– One extra large battery for flashlight
– Extra D batteries
– Extra AAA batteries
– Extra cell phone battery and charger (in case there’s power)
– Car charger for cell phone (in case electricity is out)

Luxury items that may prove useful depending on your own person situation include:
– Chain saw
– Generator

Please pay attention to all safety precautions when working with chain saws or generators. During the 2004 hurricane season, a total of 117 Floridians lost their lives. Some died as a result of the actual storms, but the great majority of them were killed after the storms had passed due to accidents with generators or while cleaning up debris and damage.

Survival Preparation at Home


Once a storm has actually been forecasted to impact our area, there are some remaining steps you should take to ensure that your family is prepared. History has taught us to prepare in advance; grocery stores, gas stations, ice and ATM machines will be very popular at the last minute.

Obtain Cash – If there is a power failure, merchants may not be able to accept credit cards or debit cards for purchases. You may not be able to obtain cash if automatic teller machines have been affected by power outages or network problems.
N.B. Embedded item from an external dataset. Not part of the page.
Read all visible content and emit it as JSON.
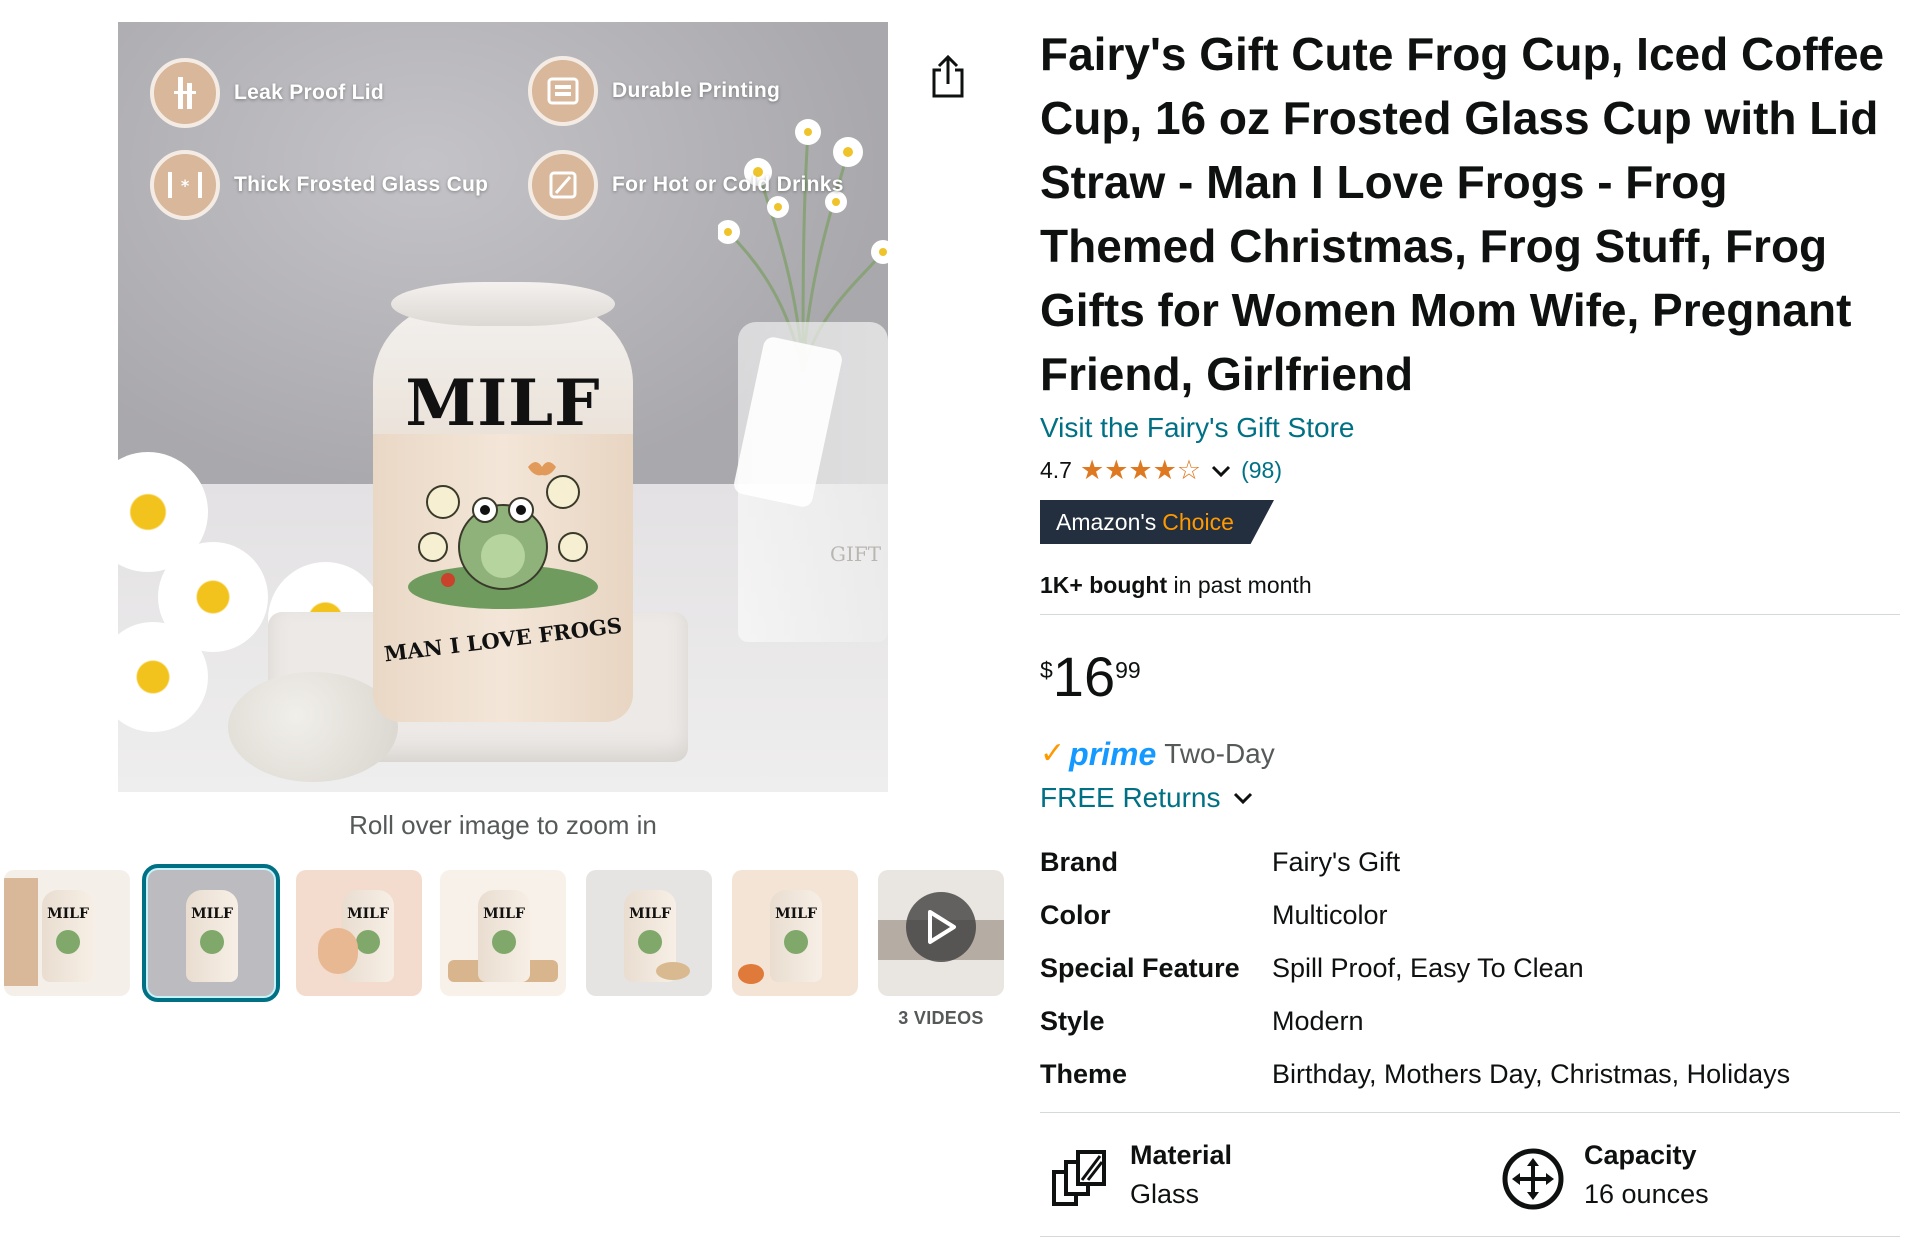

Fill your gas tank – Gas stations may lose power, or may not receive a delivery, which can cause them to simply run out of gas. If you need to go anywhere after the hurricane, such as get to work, make a run for supplies, or even evacuate, you’ll at least have an acceptable range of travel distance available to you.

Store ice in your freezer – Prepare and consume any food stored in your freezer in the days leading up to a hurricane. If there is no electricity to keep it frozen or cook it, frozen food will spoil quickly in your freezer while the power is out. A freezer full of ice could help you keep some food and drink items cold in a cooler in should the power go out. Use Tupperware containers and ice cube trays to make ice and ice blocks, then store the ice and ice blocks in plastic freezer bags in your freezer. A common practice is to adjust the temperature in your freezer to its coldest setting in the 24 hours prior to a hurricane. This will help maintain the temperature a little longer should the power go out. Pack drinks in a cooler with ice ahead of when the storm is expected to occur. A good cooler will keep ice longer than your refrigerator or freezer if the power goes out and for a time, you will at least have something cold to drink.

Do your laundry – By doing all of your laundry in the days leading up to a storm, you will leave yourself in a better position after the storm. You may not have power after a storm to wash your clothes, but it’s likely that you will still have to go to work after the storm.

Obtain extra prescription medicine – If you are on prescription medication, it may be a good idea to get an extra supply in the days leading up to the hurricane. After the storm, your local drug store may be damaged or closed and unable to refill your prescription.

Take a photo inventory – Ensure that you have a photo or video record of your home and belongings in case the worst happens. It will help you greatly when working with your insurance company.